>>
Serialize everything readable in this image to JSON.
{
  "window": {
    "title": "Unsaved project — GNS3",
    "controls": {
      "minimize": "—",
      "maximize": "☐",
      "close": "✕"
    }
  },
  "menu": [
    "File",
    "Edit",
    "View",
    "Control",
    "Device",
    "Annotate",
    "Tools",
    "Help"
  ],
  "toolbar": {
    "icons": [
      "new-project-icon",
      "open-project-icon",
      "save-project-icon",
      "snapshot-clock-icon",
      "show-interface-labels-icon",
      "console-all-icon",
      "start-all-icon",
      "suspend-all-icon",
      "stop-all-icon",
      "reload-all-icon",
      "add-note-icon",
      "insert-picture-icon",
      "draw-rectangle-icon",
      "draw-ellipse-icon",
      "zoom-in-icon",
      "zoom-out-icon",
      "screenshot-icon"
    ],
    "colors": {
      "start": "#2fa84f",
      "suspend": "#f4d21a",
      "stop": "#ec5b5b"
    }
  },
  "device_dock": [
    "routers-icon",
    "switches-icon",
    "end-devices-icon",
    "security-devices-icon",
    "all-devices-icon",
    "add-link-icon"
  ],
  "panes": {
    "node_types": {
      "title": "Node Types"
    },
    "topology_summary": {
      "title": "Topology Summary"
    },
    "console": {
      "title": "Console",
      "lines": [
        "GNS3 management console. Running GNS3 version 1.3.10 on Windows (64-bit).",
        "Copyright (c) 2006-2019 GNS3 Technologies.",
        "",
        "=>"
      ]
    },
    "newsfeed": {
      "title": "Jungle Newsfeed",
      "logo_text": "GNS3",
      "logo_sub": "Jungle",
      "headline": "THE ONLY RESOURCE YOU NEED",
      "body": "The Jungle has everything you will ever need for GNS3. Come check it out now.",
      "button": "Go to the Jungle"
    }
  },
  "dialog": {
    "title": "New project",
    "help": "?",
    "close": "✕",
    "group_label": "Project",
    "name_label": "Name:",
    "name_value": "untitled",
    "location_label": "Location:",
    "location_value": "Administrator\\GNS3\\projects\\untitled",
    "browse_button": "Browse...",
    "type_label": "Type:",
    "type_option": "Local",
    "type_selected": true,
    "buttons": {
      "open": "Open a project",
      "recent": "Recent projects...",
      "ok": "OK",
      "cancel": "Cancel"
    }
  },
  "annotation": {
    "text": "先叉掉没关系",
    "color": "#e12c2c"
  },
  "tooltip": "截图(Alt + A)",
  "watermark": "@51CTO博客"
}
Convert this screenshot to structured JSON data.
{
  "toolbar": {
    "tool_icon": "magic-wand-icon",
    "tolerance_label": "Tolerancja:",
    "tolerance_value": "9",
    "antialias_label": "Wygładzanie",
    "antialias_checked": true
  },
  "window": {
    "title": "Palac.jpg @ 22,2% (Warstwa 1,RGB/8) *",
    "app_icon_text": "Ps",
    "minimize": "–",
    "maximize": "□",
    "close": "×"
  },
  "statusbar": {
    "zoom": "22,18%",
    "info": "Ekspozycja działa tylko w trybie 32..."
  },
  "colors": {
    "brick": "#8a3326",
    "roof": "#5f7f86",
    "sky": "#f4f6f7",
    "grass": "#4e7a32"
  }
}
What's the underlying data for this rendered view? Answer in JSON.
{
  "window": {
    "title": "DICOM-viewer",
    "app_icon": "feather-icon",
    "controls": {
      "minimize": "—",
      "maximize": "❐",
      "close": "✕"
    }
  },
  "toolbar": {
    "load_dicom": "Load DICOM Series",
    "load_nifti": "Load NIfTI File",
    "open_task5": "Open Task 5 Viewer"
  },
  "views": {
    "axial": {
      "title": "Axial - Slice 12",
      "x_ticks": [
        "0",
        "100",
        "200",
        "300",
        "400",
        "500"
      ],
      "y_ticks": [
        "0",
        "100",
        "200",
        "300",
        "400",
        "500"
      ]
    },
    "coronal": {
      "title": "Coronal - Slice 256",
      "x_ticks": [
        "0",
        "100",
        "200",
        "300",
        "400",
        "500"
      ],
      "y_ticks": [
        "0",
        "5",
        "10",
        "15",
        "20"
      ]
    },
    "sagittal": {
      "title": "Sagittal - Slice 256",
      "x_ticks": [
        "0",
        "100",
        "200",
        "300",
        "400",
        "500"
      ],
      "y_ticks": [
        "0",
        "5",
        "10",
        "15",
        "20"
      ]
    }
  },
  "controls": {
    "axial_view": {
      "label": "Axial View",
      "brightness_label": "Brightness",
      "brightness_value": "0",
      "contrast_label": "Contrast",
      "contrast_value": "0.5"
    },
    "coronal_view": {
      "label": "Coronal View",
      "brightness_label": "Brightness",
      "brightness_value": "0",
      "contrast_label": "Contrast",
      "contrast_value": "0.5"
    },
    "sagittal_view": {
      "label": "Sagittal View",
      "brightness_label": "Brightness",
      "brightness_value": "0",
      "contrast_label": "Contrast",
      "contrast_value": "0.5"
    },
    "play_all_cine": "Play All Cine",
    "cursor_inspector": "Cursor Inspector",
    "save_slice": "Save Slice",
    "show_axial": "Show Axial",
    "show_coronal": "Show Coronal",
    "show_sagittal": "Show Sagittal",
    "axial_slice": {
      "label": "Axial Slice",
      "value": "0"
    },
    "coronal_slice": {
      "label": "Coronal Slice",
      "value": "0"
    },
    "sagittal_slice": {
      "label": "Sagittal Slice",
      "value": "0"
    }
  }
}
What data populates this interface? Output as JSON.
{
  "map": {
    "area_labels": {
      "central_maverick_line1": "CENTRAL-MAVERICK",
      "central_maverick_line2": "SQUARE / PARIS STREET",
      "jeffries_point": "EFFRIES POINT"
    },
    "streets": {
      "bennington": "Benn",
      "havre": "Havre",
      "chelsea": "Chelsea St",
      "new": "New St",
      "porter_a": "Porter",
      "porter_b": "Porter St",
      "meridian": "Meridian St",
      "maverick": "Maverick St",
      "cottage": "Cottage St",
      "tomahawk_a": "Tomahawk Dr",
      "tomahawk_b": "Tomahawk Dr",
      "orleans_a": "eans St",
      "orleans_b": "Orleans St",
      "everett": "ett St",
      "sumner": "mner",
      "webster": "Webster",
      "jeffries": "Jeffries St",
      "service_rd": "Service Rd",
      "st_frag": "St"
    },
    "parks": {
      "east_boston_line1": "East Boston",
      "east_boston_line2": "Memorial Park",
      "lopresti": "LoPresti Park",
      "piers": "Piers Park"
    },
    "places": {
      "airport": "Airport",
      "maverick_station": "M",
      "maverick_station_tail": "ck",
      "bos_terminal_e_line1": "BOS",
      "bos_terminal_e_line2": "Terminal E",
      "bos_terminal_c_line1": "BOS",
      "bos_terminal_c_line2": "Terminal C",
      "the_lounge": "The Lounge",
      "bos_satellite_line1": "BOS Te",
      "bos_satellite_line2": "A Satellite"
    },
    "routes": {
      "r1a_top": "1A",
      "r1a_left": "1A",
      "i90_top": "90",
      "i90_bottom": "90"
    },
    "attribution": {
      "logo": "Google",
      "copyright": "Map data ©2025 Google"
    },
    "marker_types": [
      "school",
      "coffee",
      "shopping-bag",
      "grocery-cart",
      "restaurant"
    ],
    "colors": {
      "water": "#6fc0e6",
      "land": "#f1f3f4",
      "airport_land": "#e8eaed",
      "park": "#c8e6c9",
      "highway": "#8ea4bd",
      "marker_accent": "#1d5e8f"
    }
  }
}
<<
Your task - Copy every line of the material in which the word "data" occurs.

Exercise answer -
Convert this screenshot to structured JSON data.
What's the underlying data for this rendered view? Answer in JSON.
What data populates this interface? Output as JSON.
      "copyright": "Map data ©2025 Google"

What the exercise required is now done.